Six years ago, Virginia approved the centralization of information technology services for all state agencies after an audit determined that Virginia was wasting $100 million annually on IT project cost overruns and on unsuccessful efforts to get the different state departments' heterogeneous and outdated IT systems to communicate with one another. The result was the creation in late 2003 of the Virginia Information Technologies Agency (VITA) to bring IT under control as well as modernize it across the state.
According to VITA's website, "VITA provides outstanding service and technology solutions to support customers and address their business needs. Our services can be thought of as the information technology utility that supports specific agency requirements as they endeavor to deliver citizen services."
Furthermore, according to a news report, "By last year ... many state agencies and workers were harshly critical of VITA and its contracted operating partner, Northrop Grumman, for long delays in obtaining equipment and services and costs they say are higher than what they had when they managed their own information-technology systems."
"The audit commission study affirms the criticism and portrays an operation that won't realize the projected savings for years, if then. It says the partnership seriously lags in converting 85 executive branch agencies from stand-alone operations to VITA."
Among the commissions findings, the news report states, are that:
"There will be no savings to the state through the initial 10-year term of the state's $2 billion agreement with Northrop Grumman ... to provide information technology infrastructure services to state government agencies."
"The contract calls for 90 percent of the state personal computers to be replaced by March. Fewer than half of them have been replaced, the report says, despite the ... claim that the process is 83 percent complete."
"VITA has shown little willingness to ask state agencies about how they operate, their objectives and business needs."
VITA's chief information officer, Lemuel Stewart Jr., in responding to the audit report, asked for patience, and claims that the audit report actually shows that VITA has made great strides in centralizing IT across Virginia. A nice attempt at positive spin in light of the fact that the contract objectives aren't likely to be ever met.

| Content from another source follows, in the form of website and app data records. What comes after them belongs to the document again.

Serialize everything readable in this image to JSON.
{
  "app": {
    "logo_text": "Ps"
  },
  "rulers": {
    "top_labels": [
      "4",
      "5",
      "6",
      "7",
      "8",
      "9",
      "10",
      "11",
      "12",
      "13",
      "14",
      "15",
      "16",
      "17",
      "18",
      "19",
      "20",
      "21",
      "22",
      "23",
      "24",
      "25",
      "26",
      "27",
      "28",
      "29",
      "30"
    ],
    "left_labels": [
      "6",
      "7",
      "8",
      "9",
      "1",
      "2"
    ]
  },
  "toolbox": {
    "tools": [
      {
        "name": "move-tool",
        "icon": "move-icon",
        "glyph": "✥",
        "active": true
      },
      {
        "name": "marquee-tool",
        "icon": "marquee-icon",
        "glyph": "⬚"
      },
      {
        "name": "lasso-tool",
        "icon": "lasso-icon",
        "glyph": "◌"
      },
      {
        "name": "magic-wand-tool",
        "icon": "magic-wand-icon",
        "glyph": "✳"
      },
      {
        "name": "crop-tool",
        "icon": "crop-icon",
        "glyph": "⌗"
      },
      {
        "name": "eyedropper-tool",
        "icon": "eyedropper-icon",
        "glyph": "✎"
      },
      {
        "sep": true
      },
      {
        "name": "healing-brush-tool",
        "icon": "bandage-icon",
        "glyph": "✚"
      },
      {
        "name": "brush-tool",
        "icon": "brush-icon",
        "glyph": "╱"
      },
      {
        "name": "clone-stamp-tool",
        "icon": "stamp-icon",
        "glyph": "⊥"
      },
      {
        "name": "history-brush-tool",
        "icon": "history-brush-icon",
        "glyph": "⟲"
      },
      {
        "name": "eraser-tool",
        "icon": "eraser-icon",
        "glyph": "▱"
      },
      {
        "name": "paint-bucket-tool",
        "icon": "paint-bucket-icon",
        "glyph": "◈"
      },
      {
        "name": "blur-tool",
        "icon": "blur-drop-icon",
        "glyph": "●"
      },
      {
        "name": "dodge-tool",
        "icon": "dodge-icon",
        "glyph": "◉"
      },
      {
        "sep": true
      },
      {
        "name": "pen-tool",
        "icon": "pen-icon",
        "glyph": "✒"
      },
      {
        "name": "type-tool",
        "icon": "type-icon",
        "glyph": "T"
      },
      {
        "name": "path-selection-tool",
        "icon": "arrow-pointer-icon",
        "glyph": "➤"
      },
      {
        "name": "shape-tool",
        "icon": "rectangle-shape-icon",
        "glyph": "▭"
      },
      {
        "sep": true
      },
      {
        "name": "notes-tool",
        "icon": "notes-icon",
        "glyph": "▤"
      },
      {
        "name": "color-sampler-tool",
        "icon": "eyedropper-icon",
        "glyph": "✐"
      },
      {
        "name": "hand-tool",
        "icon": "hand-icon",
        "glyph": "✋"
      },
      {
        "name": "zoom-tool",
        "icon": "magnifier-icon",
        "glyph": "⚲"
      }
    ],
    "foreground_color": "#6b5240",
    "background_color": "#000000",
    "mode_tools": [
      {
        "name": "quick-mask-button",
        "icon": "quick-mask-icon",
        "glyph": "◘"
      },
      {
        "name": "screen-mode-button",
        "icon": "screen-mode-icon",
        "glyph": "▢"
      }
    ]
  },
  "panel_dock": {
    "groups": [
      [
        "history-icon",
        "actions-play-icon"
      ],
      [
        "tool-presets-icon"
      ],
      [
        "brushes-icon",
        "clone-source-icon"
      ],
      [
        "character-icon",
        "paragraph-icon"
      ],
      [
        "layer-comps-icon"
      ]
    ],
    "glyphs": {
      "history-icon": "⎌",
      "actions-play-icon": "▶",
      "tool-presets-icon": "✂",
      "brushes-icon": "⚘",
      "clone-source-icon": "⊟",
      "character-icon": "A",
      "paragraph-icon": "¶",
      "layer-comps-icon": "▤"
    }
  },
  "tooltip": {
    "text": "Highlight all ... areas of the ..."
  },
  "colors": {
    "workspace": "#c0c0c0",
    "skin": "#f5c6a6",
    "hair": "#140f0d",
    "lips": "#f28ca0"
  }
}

I still haven't seen any decision about whether Texas has decided to terminate its outsourcing contract with IBM, which I blogged about in late October and early November. IBM in late November denied that it was in breach of its contract.